**Records for the exercise**
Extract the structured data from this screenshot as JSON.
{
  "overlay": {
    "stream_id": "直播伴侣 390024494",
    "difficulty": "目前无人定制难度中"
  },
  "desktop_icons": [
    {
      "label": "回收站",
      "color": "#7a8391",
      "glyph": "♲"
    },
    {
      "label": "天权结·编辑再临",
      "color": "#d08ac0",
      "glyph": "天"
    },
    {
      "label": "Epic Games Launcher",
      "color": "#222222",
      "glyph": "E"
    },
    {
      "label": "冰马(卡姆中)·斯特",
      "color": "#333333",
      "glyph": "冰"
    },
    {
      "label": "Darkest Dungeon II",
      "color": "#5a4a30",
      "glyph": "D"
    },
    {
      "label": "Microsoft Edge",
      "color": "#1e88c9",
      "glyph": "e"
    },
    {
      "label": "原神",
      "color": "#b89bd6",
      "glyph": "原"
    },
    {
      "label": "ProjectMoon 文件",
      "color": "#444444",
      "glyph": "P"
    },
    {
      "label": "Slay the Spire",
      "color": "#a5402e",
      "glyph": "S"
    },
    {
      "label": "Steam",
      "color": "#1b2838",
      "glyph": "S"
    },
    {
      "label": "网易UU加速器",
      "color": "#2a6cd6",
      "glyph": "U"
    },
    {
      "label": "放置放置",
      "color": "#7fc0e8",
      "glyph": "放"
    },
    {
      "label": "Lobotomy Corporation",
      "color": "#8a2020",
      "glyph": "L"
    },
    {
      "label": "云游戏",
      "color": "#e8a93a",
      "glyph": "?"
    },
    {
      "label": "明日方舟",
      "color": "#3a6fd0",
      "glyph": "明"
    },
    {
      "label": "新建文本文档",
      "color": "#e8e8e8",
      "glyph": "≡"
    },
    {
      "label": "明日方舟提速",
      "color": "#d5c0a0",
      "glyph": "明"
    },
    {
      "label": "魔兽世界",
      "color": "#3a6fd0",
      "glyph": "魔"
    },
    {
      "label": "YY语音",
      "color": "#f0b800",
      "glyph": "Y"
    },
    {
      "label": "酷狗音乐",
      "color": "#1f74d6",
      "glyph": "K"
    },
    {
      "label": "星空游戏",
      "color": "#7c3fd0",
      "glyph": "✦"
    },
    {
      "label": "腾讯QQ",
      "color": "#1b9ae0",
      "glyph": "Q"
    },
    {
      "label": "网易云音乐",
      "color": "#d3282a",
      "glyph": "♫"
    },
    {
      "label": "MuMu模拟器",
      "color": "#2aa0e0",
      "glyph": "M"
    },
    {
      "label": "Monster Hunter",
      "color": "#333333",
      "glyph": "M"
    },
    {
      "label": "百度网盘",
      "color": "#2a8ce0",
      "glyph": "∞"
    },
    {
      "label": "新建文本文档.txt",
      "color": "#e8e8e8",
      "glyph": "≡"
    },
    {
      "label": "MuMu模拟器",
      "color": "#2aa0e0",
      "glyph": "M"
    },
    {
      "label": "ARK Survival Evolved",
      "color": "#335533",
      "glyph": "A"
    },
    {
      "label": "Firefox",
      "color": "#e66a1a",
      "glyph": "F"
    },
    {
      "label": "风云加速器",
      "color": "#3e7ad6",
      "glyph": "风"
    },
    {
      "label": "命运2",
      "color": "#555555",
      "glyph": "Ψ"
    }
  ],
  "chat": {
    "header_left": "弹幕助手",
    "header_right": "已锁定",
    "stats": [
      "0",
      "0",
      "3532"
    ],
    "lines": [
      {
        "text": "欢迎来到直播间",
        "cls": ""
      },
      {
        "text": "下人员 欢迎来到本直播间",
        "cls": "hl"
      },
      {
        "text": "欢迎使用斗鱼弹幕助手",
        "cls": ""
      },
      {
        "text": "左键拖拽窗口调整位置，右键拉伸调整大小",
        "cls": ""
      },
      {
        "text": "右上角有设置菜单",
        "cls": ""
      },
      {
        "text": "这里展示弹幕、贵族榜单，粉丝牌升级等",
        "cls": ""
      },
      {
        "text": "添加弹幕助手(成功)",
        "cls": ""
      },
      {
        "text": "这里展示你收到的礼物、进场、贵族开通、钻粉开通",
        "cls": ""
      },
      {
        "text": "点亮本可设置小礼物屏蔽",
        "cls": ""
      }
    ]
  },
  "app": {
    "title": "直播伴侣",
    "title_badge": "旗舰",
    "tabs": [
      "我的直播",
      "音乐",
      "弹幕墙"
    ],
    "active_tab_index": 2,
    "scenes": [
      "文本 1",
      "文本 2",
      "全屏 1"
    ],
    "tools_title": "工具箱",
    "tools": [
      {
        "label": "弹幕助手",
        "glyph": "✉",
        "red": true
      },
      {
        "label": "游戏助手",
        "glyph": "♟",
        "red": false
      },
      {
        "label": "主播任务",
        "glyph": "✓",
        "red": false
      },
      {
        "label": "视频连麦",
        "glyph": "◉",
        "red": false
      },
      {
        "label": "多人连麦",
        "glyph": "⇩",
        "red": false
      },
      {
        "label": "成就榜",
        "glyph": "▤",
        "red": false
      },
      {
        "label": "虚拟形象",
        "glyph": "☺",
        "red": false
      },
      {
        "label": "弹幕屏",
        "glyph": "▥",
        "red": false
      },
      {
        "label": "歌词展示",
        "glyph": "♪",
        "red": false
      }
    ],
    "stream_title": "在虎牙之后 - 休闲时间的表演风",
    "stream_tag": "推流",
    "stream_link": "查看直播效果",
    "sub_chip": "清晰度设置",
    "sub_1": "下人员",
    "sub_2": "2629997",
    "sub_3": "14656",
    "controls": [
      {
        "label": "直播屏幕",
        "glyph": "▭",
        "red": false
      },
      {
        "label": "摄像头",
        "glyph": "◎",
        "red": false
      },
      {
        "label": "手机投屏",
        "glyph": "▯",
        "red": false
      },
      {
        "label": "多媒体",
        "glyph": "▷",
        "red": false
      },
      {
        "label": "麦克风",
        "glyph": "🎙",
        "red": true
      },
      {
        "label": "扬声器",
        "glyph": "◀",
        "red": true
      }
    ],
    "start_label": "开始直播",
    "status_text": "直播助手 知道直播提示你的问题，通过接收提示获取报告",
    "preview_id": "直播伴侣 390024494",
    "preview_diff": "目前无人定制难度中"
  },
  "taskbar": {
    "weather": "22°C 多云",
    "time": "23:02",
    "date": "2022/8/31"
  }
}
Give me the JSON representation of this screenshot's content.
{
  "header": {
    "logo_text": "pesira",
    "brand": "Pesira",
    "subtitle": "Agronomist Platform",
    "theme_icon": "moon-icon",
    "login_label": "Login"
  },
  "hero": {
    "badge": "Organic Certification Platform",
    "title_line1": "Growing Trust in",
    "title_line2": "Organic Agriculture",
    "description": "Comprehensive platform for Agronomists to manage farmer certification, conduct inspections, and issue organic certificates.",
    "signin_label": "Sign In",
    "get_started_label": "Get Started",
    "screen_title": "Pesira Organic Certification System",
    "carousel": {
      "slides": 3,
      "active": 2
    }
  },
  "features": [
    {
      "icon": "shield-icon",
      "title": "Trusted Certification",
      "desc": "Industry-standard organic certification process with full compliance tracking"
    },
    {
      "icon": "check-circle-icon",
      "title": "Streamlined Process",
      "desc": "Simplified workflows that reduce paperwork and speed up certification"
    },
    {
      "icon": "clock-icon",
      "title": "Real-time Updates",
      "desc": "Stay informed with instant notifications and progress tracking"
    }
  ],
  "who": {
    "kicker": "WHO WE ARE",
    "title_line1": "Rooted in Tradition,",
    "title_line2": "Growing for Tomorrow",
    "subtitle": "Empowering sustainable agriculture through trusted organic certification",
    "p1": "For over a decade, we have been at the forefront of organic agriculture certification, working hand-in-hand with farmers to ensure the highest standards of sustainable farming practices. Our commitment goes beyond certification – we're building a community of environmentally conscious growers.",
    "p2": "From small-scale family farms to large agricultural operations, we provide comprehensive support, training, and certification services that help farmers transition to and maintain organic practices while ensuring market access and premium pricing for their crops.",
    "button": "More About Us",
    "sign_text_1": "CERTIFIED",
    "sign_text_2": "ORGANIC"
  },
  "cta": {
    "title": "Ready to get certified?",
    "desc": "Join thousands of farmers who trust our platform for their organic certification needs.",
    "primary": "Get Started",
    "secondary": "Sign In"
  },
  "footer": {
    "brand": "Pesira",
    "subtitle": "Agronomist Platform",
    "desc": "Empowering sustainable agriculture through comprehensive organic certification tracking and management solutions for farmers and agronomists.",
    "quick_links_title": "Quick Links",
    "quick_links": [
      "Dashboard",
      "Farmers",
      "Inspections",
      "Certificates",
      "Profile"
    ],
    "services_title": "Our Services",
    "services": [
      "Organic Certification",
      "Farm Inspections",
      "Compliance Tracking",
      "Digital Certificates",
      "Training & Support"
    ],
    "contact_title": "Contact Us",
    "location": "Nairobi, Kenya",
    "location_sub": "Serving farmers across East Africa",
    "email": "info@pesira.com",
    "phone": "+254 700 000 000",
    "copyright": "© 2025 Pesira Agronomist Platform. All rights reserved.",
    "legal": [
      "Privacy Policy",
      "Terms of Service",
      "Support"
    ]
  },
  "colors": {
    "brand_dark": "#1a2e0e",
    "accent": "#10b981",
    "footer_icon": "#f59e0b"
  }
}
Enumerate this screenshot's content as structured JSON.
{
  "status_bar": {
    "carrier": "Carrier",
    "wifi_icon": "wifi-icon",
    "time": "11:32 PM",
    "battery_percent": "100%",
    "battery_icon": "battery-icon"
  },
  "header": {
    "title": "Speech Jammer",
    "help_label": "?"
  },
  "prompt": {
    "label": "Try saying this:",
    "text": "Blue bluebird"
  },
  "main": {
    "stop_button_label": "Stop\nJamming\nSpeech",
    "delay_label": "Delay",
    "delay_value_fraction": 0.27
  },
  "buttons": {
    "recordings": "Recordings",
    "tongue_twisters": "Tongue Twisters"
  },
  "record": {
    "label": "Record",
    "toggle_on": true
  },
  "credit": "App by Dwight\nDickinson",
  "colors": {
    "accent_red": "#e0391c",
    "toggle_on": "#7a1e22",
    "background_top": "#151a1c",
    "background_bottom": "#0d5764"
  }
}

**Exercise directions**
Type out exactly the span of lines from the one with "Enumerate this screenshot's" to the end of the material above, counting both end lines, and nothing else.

**Answer to this exercise**
Enumerate this screenshot's content as structured JSON.
{
  "status_bar": {
    "carrier": "Carrier",
    "wifi_icon": "wifi-icon",
    "time": "11:32 PM",
    "battery_percent": "100%",
    "battery_icon": "battery-icon"
  },
  "header": {
    "title": "Speech Jammer",
    "help_label": "?"
  },
  "prompt": {
    "label": "Try saying this:",
    "text": "Blue bluebird"
  },
  "main": {
    "stop_button_label": "Stop\nJamming\nSpeech",
    "delay_label": "Delay",
    "delay_value_fraction": 0.27
  },
  "buttons": {
    "recordings": "Recordings",
    "tongue_twisters": "Tongue Twisters"
  },
  "record": {
    "label": "Record",
    "toggle_on": true
  },
  "credit": "App by Dwight\nDickinson",
  "colors": {
    "accent_red": "#e0391c",
    "toggle_on": "#7a1e22",
    "background_top": "#151a1c",
    "background_bottom": "#0d5764"
  }
}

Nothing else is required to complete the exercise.